Coconut Curried Butternut Squash Soup:
· 3 lb butternut squash (or substitute with acorn squash, delicata squash, pumpkin, etc.)
· 2 large leeks, chopped
· 2 apples, peeled and halved
· 2 large cloves garlic, minced
· 3 cups vegetable stock
· 1 can coconut milk
· 2 teaspoons curry powder
· 1 inch diced ginger
· 1/4 teaspoon cayenne pepper
· salt and pepper to taste
· 3 tbsp butter
· ½ cup chopped cilantro
· 1 cup Greek yogurt
· 1 tbsp vegetable oil
Preheat oven to 400 degrees. Slice the squash in half and scoop out the seeds and pulp with a spoon. Save for another use or discard. Spread about 1 tablespoon vegetable oil on the bottom of a roasting tray and place the squash halves cut side-down on the tray. Cut the apples and place them face down as well. Roast for about 30 minutes, or until the flesh feels soft when poked and it has shrunken away from the skins a bit. Flip over and let cool. Once cool enough to handle, scoop out all the flesh and reserve in a bowl.

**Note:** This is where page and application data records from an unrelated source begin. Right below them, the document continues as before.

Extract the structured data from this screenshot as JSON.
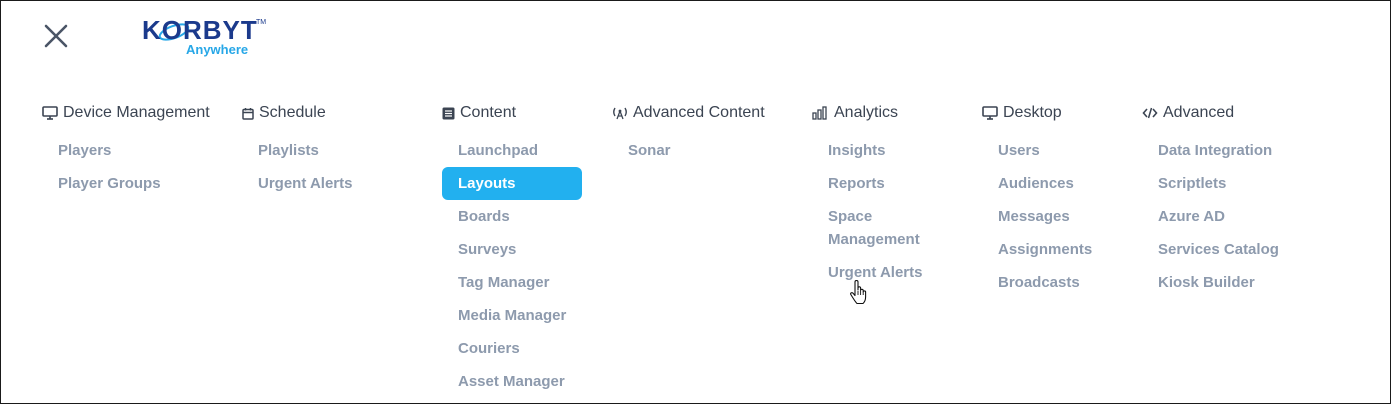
{
  "logo": {
    "brand": "KORBYT",
    "tagline": "Anywhere",
    "brand_color": "#1b3a8c",
    "accent_color": "#27a7e7"
  },
  "colors": {
    "header_text": "#3b4452",
    "item_text": "#8d9aad",
    "active_bg": "#22b0ef",
    "active_text": "#ffffff"
  },
  "columns": [
    {
      "id": "device-management",
      "icon": "monitor-icon",
      "title": "Device Management",
      "items": [
        {
          "label": "Players"
        },
        {
          "label": "Player Groups"
        }
      ]
    },
    {
      "id": "schedule",
      "icon": "calendar-icon",
      "title": "Schedule",
      "items": [
        {
          "label": "Playlists"
        },
        {
          "label": "Urgent Alerts"
        }
      ]
    },
    {
      "id": "content",
      "icon": "content-icon",
      "title": "Content",
      "items": [
        {
          "label": "Launchpad"
        },
        {
          "label": "Layouts",
          "active": true
        },
        {
          "label": "Boards"
        },
        {
          "label": "Surveys"
        },
        {
          "label": "Tag Manager"
        },
        {
          "label": "Media Manager"
        },
        {
          "label": "Couriers"
        },
        {
          "label": "Asset Manager"
        }
      ]
    },
    {
      "id": "advanced-content",
      "icon": "broadcast-icon",
      "title": "Advanced Content",
      "items": [
        {
          "label": "Sonar"
        }
      ]
    },
    {
      "id": "analytics",
      "icon": "bar-chart-icon",
      "title": "Analytics",
      "items": [
        {
          "label": "Insights"
        },
        {
          "label": "Reports"
        },
        {
          "label": "Space Management"
        },
        {
          "label": "Urgent Alerts"
        }
      ]
    },
    {
      "id": "desktop",
      "icon": "monitor-icon",
      "title": "Desktop",
      "items": [
        {
          "label": "Users"
        },
        {
          "label": "Audiences"
        },
        {
          "label": "Messages"
        },
        {
          "label": "Assignments"
        },
        {
          "label": "Broadcasts"
        }
      ]
    },
    {
      "id": "advanced",
      "icon": "code-icon",
      "title": "Advanced",
      "items": [
        {
          "label": "Data Integration"
        },
        {
          "label": "Scriptlets"
        },
        {
          "label": "Azure AD"
        },
        {
          "label": "Services Catalog"
        },
        {
          "label": "Kiosk Builder"
        }
      ]
    }
  ]
}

Meanwhile, heat a heavy-bottomed pot with the butter and sweat the leeks and garlic over medium-low heat. Season with salt and pepper and cook until translucent, about 8 minutes, stirring occasionally. Add the curry powder, ginger, optional cayenne, and cook, stirring occasionally, another 4-5 minutes. Add the roasted squash, apples, coconut milk and vegetable stock. Stir to combine thoroughly and bring just to a boil. Reduce heat to a simmer and cook, covered, for about 20 minutes or so. Add the cilantro and using an emulsifier, puree the soup to a smooth consistency (this can also be done by transferring the soup in batches to a food processor or blender). Taste for seasoning. Add additional stock or coconut milk if it’s too thick to your liking. Once the soup is to preferred taste and consistency, serve with a dollop of Greek yogurt and cilantro for a garnish. Enjoy!
5 pounds green cabbage, shredded
3 tablespoons pickling salt
1 tablespoon juniper berries (optional)
2 teaspoons caraway seeds (optional)
1 quart water, in a sanitized glass jar
In large mixing bowl, mix cabbage thoroughly with salt, juniper berries, and caraway seeds, using hands or tongs. If using your hands, make sure that they are very clean prior to mixing. Let stand for 10 minutes.
Pack cabbage mixture down into a large plastic food container. Top with a lid smaller than the opening of the container and place a glass jar filled with the quart of water on top of the lid. Place in cool area overnight (65 to 70 degrees F). In a day, the cabbage should have given up enough liquid to be completely submerged. The jar serves as a weight to keep the cabbage submerged and away from air.
Check cabbage every other day for approximately 2 weeks and skim the surface of scum, if necessary. Let stand for 4 weeks. Transfer to an airtight container and store in the refrigerator for up to 6 months.